NABOKV-L post 0004583, Wed, 17 Nov 1999 09:54:27 -0800

Paris-Rampton (fwd)

My contention in this paper is that Nabokov's 1937 article,
"Pouchkine, ou le vrai et le vraisemblable," has been unjustly neglected.
Ostensibly an appreciation of Russia's premier poet and a treatise on the
importance of making basic critical distinctions, it has, understandably
enough, been viewed as a casual sketch, something that was to be
splendidly superseded by the commentary in the multi-volume Pushkin
translation published some thirty years later.

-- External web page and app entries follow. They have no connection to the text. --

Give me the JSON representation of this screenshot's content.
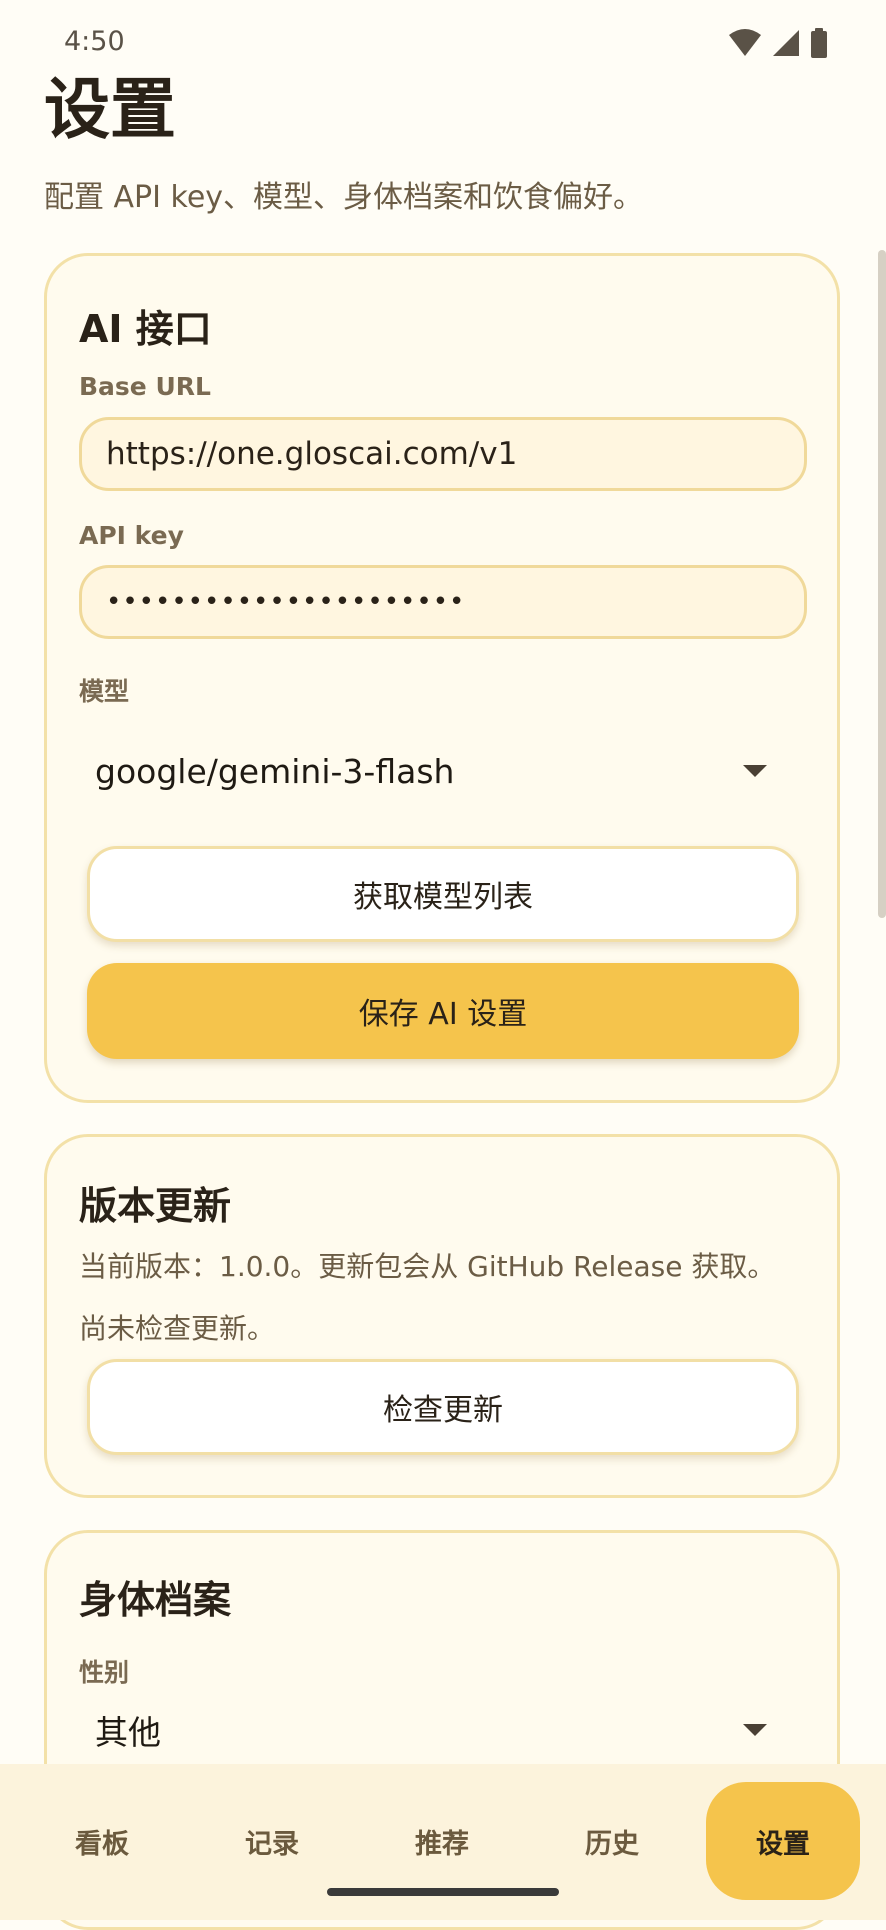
{
  "status_bar": {
    "time": "4:50",
    "icons": [
      "wifi-icon",
      "signal-icon",
      "battery-icon"
    ]
  },
  "page": {
    "title": "设置",
    "subtitle": "配置 API key、模型、身体档案和饮食偏好。"
  },
  "ai_card": {
    "title": "AI 接口",
    "base_url_label": "Base URL",
    "base_url_value": "https://one.gloscai.com/v1",
    "api_key_label": "API key",
    "api_key_value": "••••••••••••••••••••••",
    "model_label": "模型",
    "model_value": "google/gemini-3-flash",
    "fetch_models_label": "获取模型列表",
    "save_label": "保存 AI 设置"
  },
  "update_card": {
    "title": "版本更新",
    "version_text": "当前版本：1.0.0。更新包会从 GitHub Release 获取。",
    "status_text": "尚未检查更新。",
    "check_label": "检查更新"
  },
  "profile_card": {
    "title": "身体档案",
    "gender_label": "性别",
    "gender_value": "其他"
  },
  "bottom_nav": {
    "items": [
      {
        "label": "看板"
      },
      {
        "label": "记录"
      },
      {
        "label": "推荐"
      },
      {
        "label": "历史"
      },
      {
        "label": "设置"
      }
    ],
    "active_index": 4
  },
  "colors": {
    "accent": "#f5c44c",
    "background": "#fffdf6",
    "card_border": "#f3e1a8",
    "nav_background": "#fcf3dc"
  }
}
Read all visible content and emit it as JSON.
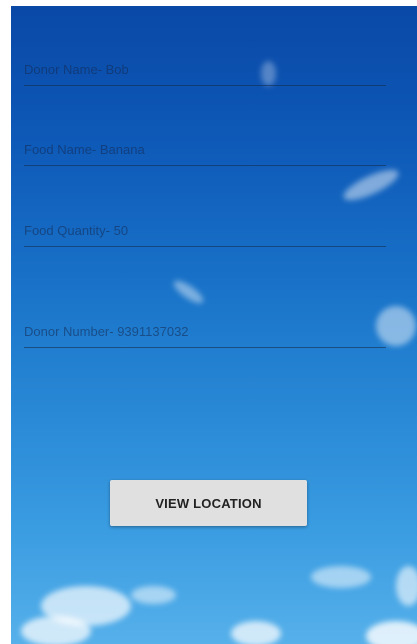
{
  "form": {
    "donor_name": "Donor Name- Bob",
    "food_name": "Food Name- Banana",
    "food_quantity": "Food Quantity- 50",
    "donor_number": "Donor Number- 9391137032"
  },
  "actions": {
    "view_location_label": "VIEW LOCATION"
  },
  "colors": {
    "sky_top": "#0a48a6",
    "sky_bottom": "#56b0ea",
    "button_bg": "#e0e0e0"
  }
}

The more recondite, more
imaginative fiction Nabokov was producing in the 1930s has therefore
received the bulk of our attention. yet this article, like so much else in
Nabokov's work, is not exactlt what it seems, and deserves to be better
I shall argue that it actually serves as a capsule summary of the
principal issues he was concurrently exploring in his fiction: the
multi-faceted nature of the "biographie romancee," the difficulties
attendant on any attempt to enter another's world, the importance of the
difference between the elite and plebian, and the task of preserving
Russian culture by resisting vulgar attempts to appropriate it. Not only
that: at the same time it reveals the determinedly pre-modernist aspects
of Nabokov's own critical assumptions, as he brilliantly refights the
battles of the 1840s and 50s in the 1930s. He published all of his Russian
novels in the most eminent of Parisian emigre jounals, and the Pushkin
piece in _Nouvelle Revue Francaise,_ yet the approach to the problems
posed by Pushkin's work reveals both Nabokokvs' quasi-total isolation from
twentieth-century literary and intellectual movements and the
fundamentally anti-theoretical foundations of his art. The author who
prided himself on travelling through life in a space helmet had a mind too
fine to be ravished by a modernist theory.
The whole process of stating a thesis, adducing relevant evidence,
making logical transitions, and moving toward a plausible conclusion is
somewhat alien to Nabokov's aesthetic sensibility, and the "Le vrai et le
vraisemblabale" helps explain his aversion to and distain of the
expository mode as a means of exploring ideas about literature. Finally,
in its anatomy of a madman and its critique of his banal imaginings, it
offers an intriguing and proleptic look at where Nabokov was going, at
what the subject of his most audacious and successful fiction was to be.